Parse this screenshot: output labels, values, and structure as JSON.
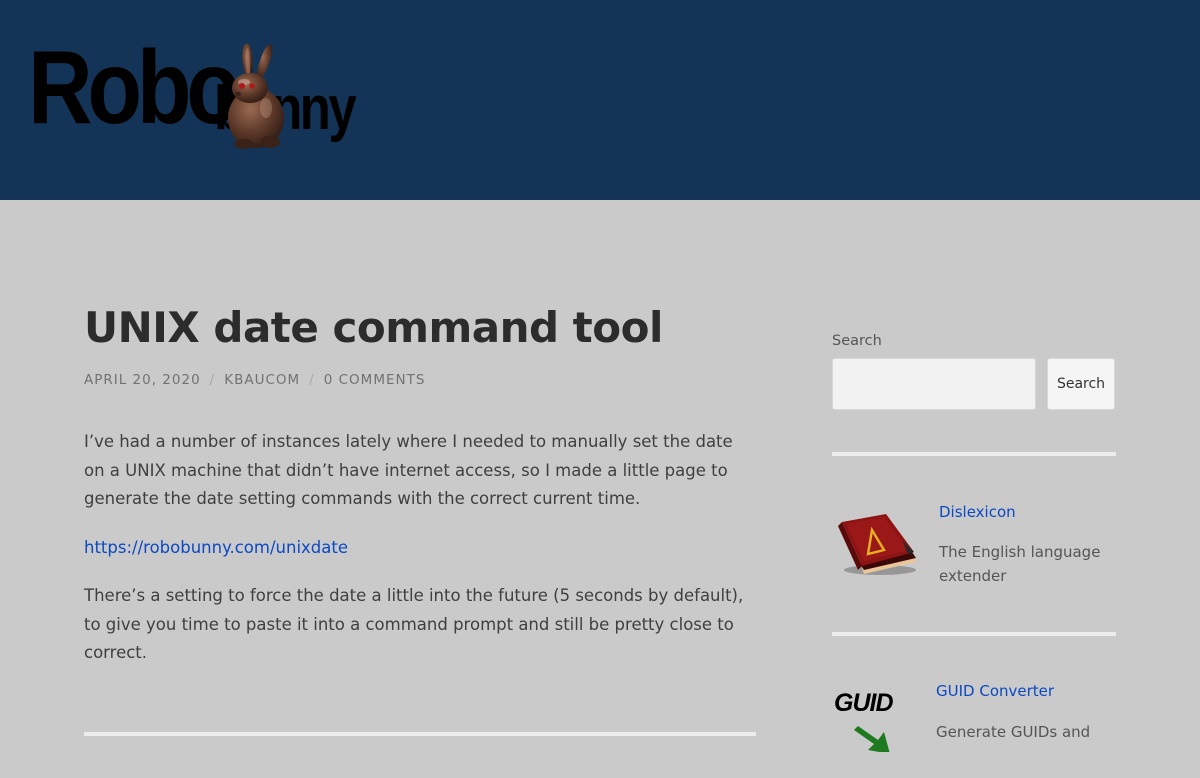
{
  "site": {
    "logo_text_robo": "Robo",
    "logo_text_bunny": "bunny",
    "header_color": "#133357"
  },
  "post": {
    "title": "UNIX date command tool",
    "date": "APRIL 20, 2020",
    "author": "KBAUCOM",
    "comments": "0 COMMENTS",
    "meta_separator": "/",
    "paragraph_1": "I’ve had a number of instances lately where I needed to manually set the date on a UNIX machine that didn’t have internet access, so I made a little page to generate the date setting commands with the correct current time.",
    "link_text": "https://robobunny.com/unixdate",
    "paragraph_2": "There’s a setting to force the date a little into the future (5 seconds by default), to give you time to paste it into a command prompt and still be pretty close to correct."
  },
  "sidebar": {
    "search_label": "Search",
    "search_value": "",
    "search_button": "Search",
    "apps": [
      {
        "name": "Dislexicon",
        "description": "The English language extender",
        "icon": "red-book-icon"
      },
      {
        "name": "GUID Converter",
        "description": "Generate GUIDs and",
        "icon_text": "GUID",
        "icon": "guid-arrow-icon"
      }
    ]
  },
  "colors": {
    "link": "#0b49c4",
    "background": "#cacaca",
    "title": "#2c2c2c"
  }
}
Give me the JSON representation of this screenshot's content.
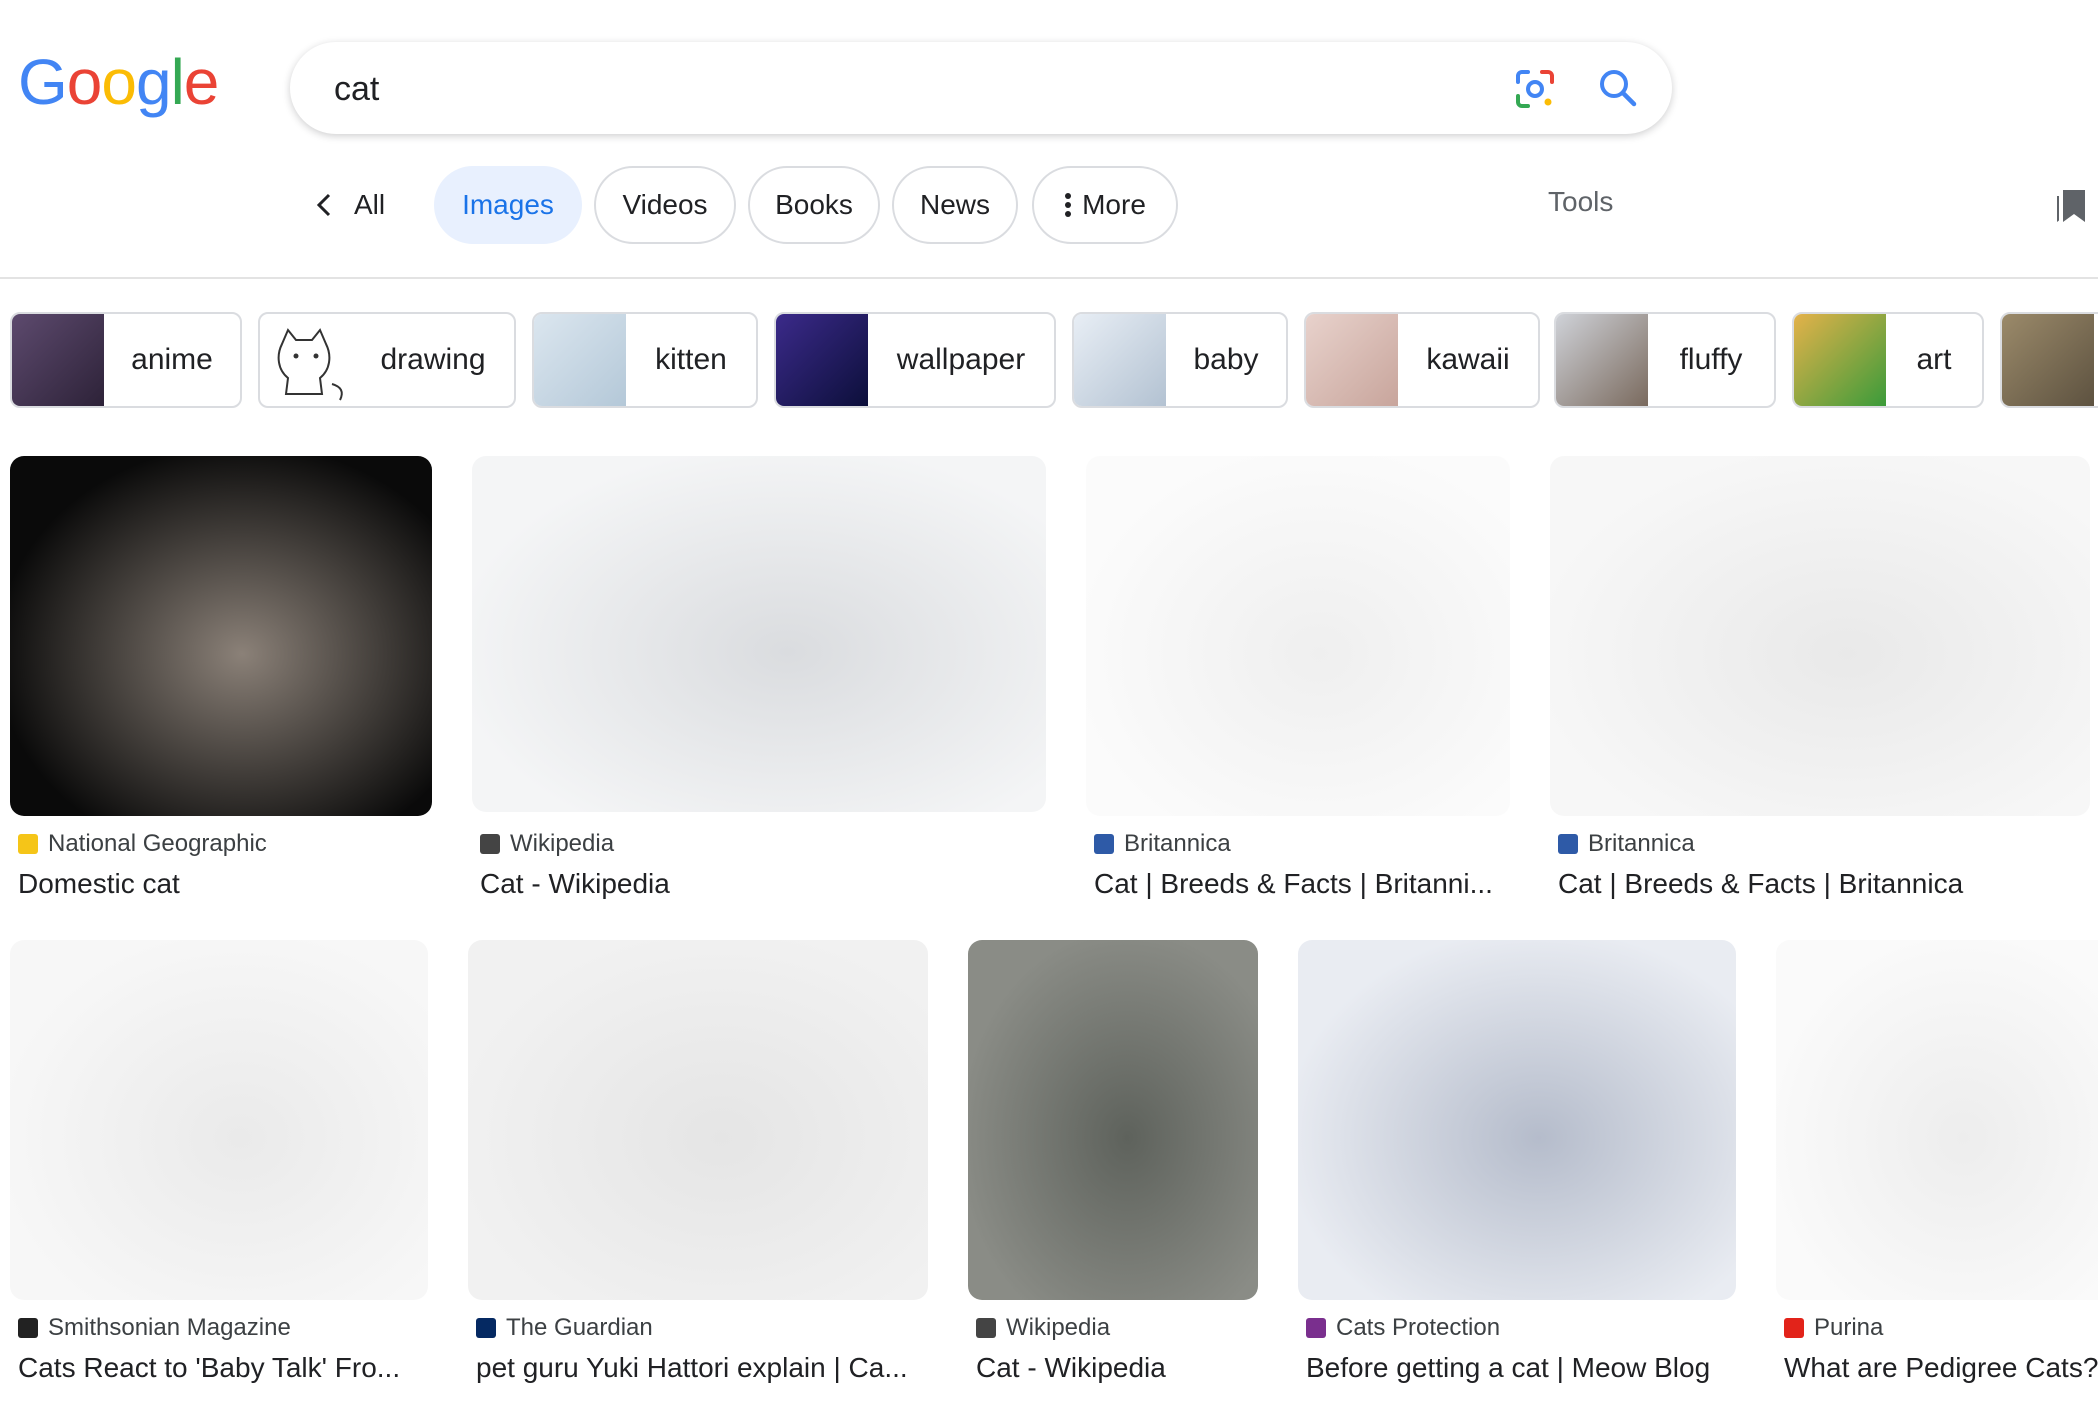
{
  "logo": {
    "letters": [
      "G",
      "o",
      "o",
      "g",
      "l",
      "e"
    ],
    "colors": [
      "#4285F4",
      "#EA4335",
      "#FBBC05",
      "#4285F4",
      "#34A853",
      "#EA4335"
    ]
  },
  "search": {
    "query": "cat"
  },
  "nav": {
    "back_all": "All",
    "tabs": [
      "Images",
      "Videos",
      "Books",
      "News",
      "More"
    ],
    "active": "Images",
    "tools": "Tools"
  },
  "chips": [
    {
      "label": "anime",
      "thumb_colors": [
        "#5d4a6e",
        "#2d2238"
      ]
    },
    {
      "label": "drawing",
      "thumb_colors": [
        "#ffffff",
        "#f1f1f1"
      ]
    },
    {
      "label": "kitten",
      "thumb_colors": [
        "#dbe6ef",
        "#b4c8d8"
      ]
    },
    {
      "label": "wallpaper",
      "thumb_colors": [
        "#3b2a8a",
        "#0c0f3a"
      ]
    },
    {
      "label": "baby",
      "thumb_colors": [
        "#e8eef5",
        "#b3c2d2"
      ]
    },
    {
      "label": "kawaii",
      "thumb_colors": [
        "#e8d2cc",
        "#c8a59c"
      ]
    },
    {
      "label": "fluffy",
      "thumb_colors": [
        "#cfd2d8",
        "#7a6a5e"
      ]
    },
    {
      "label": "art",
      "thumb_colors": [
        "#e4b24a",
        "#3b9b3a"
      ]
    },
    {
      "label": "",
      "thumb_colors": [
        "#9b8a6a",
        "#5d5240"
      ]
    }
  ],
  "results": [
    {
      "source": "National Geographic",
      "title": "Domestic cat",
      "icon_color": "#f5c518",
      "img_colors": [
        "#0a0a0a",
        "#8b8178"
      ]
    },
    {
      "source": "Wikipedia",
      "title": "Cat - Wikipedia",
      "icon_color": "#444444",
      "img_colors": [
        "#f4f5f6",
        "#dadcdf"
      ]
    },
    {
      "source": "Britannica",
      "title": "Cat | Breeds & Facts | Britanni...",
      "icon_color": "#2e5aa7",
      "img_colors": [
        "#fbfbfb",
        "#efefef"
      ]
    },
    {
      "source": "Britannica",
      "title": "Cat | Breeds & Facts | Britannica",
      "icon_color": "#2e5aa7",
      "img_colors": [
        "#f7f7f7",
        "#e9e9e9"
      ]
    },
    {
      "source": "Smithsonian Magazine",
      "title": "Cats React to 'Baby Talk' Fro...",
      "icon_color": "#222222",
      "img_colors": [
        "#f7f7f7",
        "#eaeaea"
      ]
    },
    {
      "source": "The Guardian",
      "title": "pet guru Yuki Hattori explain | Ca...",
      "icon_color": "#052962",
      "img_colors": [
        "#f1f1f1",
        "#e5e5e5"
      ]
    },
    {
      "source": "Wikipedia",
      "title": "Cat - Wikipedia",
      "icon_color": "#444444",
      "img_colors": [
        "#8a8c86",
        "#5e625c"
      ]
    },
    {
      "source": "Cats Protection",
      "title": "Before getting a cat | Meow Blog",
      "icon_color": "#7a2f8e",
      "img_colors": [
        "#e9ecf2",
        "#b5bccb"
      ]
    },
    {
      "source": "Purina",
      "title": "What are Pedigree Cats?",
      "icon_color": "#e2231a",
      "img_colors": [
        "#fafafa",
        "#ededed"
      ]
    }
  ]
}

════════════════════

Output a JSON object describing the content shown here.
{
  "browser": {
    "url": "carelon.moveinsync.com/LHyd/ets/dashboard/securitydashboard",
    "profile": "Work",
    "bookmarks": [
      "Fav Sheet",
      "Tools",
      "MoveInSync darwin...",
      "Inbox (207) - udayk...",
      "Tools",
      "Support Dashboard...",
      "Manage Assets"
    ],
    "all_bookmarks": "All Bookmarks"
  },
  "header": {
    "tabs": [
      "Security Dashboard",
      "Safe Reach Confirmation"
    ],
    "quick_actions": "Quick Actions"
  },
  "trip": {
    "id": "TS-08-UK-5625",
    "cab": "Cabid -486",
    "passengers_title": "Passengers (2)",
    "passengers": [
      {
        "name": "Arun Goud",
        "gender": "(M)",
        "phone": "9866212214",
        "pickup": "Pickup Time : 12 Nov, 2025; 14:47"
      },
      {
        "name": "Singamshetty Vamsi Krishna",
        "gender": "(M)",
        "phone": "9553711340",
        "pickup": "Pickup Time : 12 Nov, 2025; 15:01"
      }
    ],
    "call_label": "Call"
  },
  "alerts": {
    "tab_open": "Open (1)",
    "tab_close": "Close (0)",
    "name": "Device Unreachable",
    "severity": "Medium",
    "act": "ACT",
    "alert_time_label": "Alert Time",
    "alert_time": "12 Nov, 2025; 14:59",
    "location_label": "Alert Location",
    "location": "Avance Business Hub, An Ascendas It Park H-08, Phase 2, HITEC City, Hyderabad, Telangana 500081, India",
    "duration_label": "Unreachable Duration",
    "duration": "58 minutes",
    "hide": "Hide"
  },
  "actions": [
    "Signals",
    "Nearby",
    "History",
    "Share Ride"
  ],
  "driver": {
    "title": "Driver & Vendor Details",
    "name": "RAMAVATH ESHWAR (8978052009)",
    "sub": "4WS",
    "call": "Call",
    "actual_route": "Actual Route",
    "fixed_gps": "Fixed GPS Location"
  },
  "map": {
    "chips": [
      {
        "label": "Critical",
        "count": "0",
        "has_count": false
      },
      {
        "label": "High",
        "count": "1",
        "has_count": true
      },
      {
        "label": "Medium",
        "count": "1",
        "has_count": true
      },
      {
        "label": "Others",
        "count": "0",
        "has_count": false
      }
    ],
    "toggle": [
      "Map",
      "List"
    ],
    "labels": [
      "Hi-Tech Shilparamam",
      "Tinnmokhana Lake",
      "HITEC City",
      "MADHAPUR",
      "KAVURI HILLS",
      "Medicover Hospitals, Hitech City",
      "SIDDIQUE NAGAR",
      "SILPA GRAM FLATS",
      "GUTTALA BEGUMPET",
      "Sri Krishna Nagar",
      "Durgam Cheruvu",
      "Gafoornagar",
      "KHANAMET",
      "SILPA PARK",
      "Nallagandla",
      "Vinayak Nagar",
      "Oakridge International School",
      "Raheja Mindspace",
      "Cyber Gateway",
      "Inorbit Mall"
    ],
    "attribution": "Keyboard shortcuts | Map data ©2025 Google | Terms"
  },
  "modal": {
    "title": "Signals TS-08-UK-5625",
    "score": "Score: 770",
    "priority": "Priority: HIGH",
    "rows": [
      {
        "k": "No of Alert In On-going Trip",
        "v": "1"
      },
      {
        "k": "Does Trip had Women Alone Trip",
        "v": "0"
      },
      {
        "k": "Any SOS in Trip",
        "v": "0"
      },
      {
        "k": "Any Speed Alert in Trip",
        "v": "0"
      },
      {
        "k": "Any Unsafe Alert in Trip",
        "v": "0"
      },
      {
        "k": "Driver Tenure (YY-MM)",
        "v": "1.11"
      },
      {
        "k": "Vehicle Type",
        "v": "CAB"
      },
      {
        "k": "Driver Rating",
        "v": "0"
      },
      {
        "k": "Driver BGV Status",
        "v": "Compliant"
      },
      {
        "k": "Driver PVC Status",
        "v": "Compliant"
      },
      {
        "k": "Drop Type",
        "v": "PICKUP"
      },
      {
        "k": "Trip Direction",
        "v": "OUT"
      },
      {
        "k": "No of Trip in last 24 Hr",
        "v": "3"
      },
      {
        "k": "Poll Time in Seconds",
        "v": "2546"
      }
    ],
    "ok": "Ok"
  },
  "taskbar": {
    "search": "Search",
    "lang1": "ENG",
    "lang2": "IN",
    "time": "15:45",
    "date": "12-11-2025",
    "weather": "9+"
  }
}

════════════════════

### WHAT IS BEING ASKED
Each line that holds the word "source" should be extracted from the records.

### TASK ANSWER
      "source": "National Geographic",
      "source": "Wikipedia",
      "source": "Britannica",
      "source": "Britannica",
      "source": "Smithsonian Magazine",
      "source": "The Guardian",
      "source": "Wikipedia",
      "source": "Cats Protection",
      "source": "Purina",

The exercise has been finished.